Uncertainty, risk, and emotional exposure are not words that leap to mind when you think about building effective workplace relationships, and this doesn’t come naturally to many folks. It’s counter-intuitive, it’s risky, and you have to put yourself out there? Great. Who’s ready to sign up?

It’s All About Being an Ally, (to Yourself…(First)).

In her book, Morag Barrett talks about the concept of the “Ally Mindset.” We at Skye use this lens in much of the leadership development work that we do. A focal point of my current research is in the area of self-compassion. The notion being that one has to be self-compassionate in order to fully embrace an outward-facing ally mindset.

When the book was written, the mindset was composed of four components that build on one another. In order to be an ally, one has to show up with a purview of abundance and generosity. We operate SkyeTeam this way. There is more than enough work out there for many more Leadership Development folks, and if we aren’t the right fit for you, we’ll help you find someone who is. If we had a scarcity mindset, we would be less likely to say what we needed to, and would go to great lengths to protect what we already had. If the world is abundant, and we are generous, then we are more likely to step up to the plate and say what we think, thus expressing candor and being willing to debate.

Candor and debate take the courage to be vulnerable. Showing up as your authentic self is the first step to making that magic happen. As a result of our work in this space, we are testing a new component to the Ally Mindset, compassion and connection. As Brown says, “as humans, we are hardwired for connection.” In essence, we need friends at work to move toward self-actualization. Human connection is the glue that enables us to fully commit to a cause, to a group, to a team, to a job. Human connection is the continuous loop feedback mechanism that lets us know that we are doing “ok.” It helps us to navigate the larger life-path obstacles. Yeah, I know, that’s a pretty heavy thing to stick in the middle of a blog post.

If all of these elements are present in our mindset, then we can take action and hold ourselves and others accountable. That’s where the rubber meets the road; actually getting shit done. Only allies can complete the cycle here. You can’t hold back and get it done. In order to not hold back you have to invest in those relationships that are important.

If you’re curious about your own Ally Mindset, we have built an assessment that will map it out for you! The tool can be accessed for free as part of our Cultivate@Work community, in the “Develop Your Ally Mindset” module. If you’re interested in the checking it out, use the coupon code BFFSRULE at checkout and we’ll knock 50% the price of the course.

What Have You Got to Lose?

Think about your workplace friendships. Think about how you show up. What would be different if you were purposeful and showed up to that relationship as an ally? What would be different if you were just a little more vulnerable?

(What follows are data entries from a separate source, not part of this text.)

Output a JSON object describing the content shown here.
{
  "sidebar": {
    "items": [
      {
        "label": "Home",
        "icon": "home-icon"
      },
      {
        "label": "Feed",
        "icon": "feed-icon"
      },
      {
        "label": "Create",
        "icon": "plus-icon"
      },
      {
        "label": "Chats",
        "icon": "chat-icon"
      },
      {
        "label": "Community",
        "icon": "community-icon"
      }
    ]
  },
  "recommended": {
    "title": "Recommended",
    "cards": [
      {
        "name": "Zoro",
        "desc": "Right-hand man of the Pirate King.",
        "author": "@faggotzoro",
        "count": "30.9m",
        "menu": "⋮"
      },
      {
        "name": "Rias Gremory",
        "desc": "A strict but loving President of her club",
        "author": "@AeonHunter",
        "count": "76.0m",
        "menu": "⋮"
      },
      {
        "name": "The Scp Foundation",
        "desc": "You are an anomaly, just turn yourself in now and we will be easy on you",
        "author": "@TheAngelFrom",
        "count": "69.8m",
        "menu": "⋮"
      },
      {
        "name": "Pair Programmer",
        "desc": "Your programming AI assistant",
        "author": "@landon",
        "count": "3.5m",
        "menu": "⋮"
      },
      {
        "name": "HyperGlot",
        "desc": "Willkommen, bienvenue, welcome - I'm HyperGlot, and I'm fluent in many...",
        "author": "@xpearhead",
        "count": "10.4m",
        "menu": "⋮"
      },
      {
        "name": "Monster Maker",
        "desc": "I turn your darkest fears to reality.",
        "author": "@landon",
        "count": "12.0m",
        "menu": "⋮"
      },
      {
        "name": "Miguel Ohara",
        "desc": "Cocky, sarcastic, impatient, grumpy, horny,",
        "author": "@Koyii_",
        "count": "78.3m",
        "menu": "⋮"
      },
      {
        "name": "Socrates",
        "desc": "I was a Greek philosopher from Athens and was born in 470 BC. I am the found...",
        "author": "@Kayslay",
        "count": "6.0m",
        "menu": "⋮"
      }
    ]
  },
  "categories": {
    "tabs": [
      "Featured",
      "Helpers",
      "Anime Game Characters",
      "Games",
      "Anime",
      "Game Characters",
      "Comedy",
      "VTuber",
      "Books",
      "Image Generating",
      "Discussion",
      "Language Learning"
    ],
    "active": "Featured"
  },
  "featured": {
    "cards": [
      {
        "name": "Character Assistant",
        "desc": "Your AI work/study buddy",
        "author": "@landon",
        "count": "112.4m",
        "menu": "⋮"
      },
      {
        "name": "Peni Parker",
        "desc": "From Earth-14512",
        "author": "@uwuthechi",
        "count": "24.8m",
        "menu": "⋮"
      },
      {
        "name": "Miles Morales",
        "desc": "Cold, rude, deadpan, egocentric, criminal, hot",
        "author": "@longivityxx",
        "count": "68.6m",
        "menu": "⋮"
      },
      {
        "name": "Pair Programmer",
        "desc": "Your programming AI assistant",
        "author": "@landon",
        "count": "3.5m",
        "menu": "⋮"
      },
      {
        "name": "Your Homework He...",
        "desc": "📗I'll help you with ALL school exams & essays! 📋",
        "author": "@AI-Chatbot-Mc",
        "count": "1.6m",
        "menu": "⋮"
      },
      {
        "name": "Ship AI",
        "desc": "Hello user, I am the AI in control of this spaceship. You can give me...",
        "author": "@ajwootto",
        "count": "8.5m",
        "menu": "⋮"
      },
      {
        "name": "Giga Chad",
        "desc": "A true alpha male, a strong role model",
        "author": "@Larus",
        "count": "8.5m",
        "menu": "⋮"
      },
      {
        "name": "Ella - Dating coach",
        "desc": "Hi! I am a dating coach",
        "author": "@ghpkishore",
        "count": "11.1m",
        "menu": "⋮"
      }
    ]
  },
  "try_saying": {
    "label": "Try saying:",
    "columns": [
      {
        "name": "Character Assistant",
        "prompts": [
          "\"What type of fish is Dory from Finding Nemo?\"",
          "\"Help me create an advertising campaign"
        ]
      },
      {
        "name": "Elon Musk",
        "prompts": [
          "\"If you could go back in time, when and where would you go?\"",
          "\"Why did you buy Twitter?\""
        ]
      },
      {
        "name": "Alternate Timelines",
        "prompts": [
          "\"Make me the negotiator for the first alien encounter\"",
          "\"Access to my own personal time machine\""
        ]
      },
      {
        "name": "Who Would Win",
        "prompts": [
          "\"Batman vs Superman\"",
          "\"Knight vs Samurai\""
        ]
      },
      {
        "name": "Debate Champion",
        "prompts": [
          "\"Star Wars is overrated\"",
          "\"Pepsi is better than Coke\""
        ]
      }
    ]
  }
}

OK, so here’s your homework. Pick one workplace relationship that currently sits just at or above the acquaintance level (you know, you’ve known ’em about a year, and you’ve done some work together), that you’d like to evolve to the “close friend” level. This involves letting some of the walls down and sharing some of life’s challenges. That said, do this purposefully, employing the components of the Ally Mindset (take the course, it’s half off).

Over the course of the next 3-4 weeks, take regular pulse checks along the way. Pay attention to how the relationship changes. Pay attention to the quality of the work that comes out of your pair/group/team. Pay attention to the changes in social dynamic of the team. Reach out and let us know what changed, and how it worked out.

Who needs BFFs at work? We all do.

If you’re interested in participating in this Ally Mindset research, please reach out to me directly via LinkedIn or at info@skyeteam.com.

[This article was first published on Linked In, March 29th 2017]